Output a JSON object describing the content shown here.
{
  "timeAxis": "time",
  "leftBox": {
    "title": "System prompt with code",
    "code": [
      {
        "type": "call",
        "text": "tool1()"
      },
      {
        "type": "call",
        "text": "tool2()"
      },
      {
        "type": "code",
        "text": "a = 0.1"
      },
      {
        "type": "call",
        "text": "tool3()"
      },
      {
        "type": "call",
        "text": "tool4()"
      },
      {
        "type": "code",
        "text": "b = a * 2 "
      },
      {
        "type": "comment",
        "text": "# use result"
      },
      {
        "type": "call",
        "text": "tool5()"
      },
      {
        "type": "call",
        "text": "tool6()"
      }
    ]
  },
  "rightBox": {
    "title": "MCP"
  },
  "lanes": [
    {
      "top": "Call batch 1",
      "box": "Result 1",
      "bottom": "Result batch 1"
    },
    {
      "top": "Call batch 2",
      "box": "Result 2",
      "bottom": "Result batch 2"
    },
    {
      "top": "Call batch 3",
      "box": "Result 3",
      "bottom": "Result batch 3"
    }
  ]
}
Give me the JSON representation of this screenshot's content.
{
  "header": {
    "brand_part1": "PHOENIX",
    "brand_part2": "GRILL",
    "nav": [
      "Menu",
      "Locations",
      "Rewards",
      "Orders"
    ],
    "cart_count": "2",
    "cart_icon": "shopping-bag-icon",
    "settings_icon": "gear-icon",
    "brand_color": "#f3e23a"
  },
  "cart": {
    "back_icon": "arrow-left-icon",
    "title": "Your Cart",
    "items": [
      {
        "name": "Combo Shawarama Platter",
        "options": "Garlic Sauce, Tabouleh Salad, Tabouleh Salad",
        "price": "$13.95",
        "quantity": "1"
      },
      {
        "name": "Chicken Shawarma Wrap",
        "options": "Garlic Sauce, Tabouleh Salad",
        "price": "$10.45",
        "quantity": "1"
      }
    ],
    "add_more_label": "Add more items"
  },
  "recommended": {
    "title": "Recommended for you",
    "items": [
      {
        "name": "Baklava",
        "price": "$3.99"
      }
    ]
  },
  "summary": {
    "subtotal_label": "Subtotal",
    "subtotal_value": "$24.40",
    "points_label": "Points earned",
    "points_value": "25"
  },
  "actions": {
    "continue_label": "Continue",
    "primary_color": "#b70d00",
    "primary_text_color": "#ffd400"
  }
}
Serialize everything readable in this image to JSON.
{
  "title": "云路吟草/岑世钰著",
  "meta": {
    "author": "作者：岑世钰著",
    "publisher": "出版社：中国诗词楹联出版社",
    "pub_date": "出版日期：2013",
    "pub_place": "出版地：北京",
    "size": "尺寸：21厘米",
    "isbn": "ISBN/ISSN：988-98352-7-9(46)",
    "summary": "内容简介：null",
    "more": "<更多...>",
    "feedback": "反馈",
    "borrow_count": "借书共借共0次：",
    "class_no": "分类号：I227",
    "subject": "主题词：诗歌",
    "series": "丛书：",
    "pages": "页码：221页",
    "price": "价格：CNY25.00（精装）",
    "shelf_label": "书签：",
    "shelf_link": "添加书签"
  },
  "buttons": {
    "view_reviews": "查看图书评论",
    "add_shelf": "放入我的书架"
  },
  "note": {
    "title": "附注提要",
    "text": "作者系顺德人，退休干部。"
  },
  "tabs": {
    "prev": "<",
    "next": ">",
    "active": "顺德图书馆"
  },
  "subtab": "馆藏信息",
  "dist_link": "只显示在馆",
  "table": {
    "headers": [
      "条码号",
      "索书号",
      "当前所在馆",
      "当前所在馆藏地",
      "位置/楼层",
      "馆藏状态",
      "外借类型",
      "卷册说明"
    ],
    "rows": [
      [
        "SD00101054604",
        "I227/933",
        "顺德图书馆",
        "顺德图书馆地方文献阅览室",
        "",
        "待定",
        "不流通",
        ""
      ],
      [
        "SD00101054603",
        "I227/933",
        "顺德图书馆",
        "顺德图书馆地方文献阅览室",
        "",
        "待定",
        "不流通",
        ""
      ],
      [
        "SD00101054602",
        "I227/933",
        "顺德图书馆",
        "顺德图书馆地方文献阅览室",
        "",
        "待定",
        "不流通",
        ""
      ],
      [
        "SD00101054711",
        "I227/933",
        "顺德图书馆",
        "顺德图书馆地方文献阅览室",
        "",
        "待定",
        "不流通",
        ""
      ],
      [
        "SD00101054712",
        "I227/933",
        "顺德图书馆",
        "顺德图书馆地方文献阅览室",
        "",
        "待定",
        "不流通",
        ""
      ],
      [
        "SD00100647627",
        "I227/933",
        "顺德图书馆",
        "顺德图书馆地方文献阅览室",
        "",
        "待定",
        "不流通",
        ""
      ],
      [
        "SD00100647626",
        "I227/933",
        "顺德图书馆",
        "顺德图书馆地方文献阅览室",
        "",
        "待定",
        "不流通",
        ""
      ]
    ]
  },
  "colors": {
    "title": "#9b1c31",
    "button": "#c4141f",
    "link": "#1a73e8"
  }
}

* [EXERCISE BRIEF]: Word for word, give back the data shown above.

* [RESULT OF THE TASK]:
Output a JSON object describing the content shown here.
{
  "timeAxis": "time",
  "leftBox": {
    "title": "System prompt with code",
    "code": [
      {
        "type": "call",
        "text": "tool1()"
      },
      {
        "type": "call",
        "text": "tool2()"
      },
      {
        "type": "code",
        "text": "a = 0.1"
      },
      {
        "type": "call",
        "text": "tool3()"
      },
      {
        "type": "call",
        "text": "tool4()"
      },
      {
        "type": "code",
        "text": "b = a * 2 "
      },
      {
        "type": "comment",
        "text": "# use result"
      },
      {
        "type": "call",
        "text": "tool5()"
      },
      {
        "type": "call",
        "text": "tool6()"
      }
    ]
  },
  "rightBox": {
    "title": "MCP"
  },
  "lanes": [
    {
      "top": "Call batch 1",
      "box": "Result 1",
      "bottom": "Result batch 1"
    },
    {
      "top": "Call batch 2",
      "box": "Result 2",
      "bottom": "Result batch 2"
    },
    {
      "top": "Call batch 3",
      "box": "Result 3",
      "bottom": "Result batch 3"
    }
  ]
}
Give me the JSON representation of this screenshot's content.
{
  "header": {
    "brand_part1": "PHOENIX",
    "brand_part2": "GRILL",
    "nav": [
      "Menu",
      "Locations",
      "Rewards",
      "Orders"
    ],
    "cart_count": "2",
    "cart_icon": "shopping-bag-icon",
    "settings_icon": "gear-icon",
    "brand_color": "#f3e23a"
  },
  "cart": {
    "back_icon": "arrow-left-icon",
    "title": "Your Cart",
    "items": [
      {
        "name": "Combo Shawarama Platter",
        "options": "Garlic Sauce, Tabouleh Salad, Tabouleh Salad",
        "price": "$13.95",
        "quantity": "1"
      },
      {
        "name": "Chicken Shawarma Wrap",
        "options": "Garlic Sauce, Tabouleh Salad",
        "price": "$10.45",
        "quantity": "1"
      }
    ],
    "add_more_label": "Add more items"
  },
  "recommended": {
    "title": "Recommended for you",
    "items": [
      {
        "name": "Baklava",
        "price": "$3.99"
      }
    ]
  },
  "summary": {
    "subtotal_label": "Subtotal",
    "subtotal_value": "$24.40",
    "points_label": "Points earned",
    "points_value": "25"
  },
  "actions": {
    "continue_label": "Continue",
    "primary_color": "#b70d00",
    "primary_text_color": "#ffd400"
  }
}
Serialize everything readable in this image to JSON.
{
  "title": "云路吟草/岑世钰著",
  "meta": {
    "author": "作者：岑世钰著",
    "publisher": "出版社：中国诗词楹联出版社",
    "pub_date": "出版日期：2013",
    "pub_place": "出版地：北京",
    "size": "尺寸：21厘米",
    "isbn": "ISBN/ISSN：988-98352-7-9(46)",
    "summary": "内容简介：null",
    "more": "<更多...>",
    "feedback": "反馈",
    "borrow_count": "借书共借共0次：",
    "class_no": "分类号：I227",
    "subject": "主题词：诗歌",
    "series": "丛书：",
    "pages": "页码：221页",
    "price": "价格：CNY25.00（精装）",
    "shelf_label": "书签：",
    "shelf_link": "添加书签"
  },
  "buttons": {
    "view_reviews": "查看图书评论",
    "add_shelf": "放入我的书架"
  },
  "note": {
    "title": "附注提要",
    "text": "作者系顺德人，退休干部。"
  },
  "tabs": {
    "prev": "<",
    "next": ">",
    "active": "顺德图书馆"
  },
  "subtab": "馆藏信息",
  "dist_link": "只显示在馆",
  "table": {
    "headers": [
      "条码号",
      "索书号",
      "当前所在馆",
      "当前所在馆藏地",
      "位置/楼层",
      "馆藏状态",
      "外借类型",
      "卷册说明"
    ],
    "rows": [
      [
        "SD00101054604",
        "I227/933",
        "顺德图书馆",
        "顺德图书馆地方文献阅览室",
        "",
        "待定",
        "不流通",
        ""
      ],
      [
        "SD00101054603",
        "I227/933",
        "顺德图书馆",
        "顺德图书馆地方文献阅览室",
        "",
        "待定",
        "不流通",
        ""
      ],
      [
        "SD00101054602",
        "I227/933",
        "顺德图书馆",
        "顺德图书馆地方文献阅览室",
        "",
        "待定",
        "不流通",
        ""
      ],
      [
        "SD00101054711",
        "I227/933",
        "顺德图书馆",
        "顺德图书馆地方文献阅览室",
        "",
        "待定",
        "不流通",
        ""
      ],
      [
        "SD00101054712",
        "I227/933",
        "顺德图书馆",
        "顺德图书馆地方文献阅览室",
        "",
        "待定",
        "不流通",
        ""
      ],
      [
        "SD00100647627",
        "I227/933",
        "顺德图书馆",
        "顺德图书馆地方文献阅览室",
        "",
        "待定",
        "不流通",
        ""
      ],
      [
        "SD00100647626",
        "I227/933",
        "顺德图书馆",
        "顺德图书馆地方文献阅览室",
        "",
        "待定",
        "不流通",
        ""
      ]
    ]
  },
  "colors": {
    "title": "#9b1c31",
    "button": "#c4141f",
    "link": "#1a73e8"
  }
}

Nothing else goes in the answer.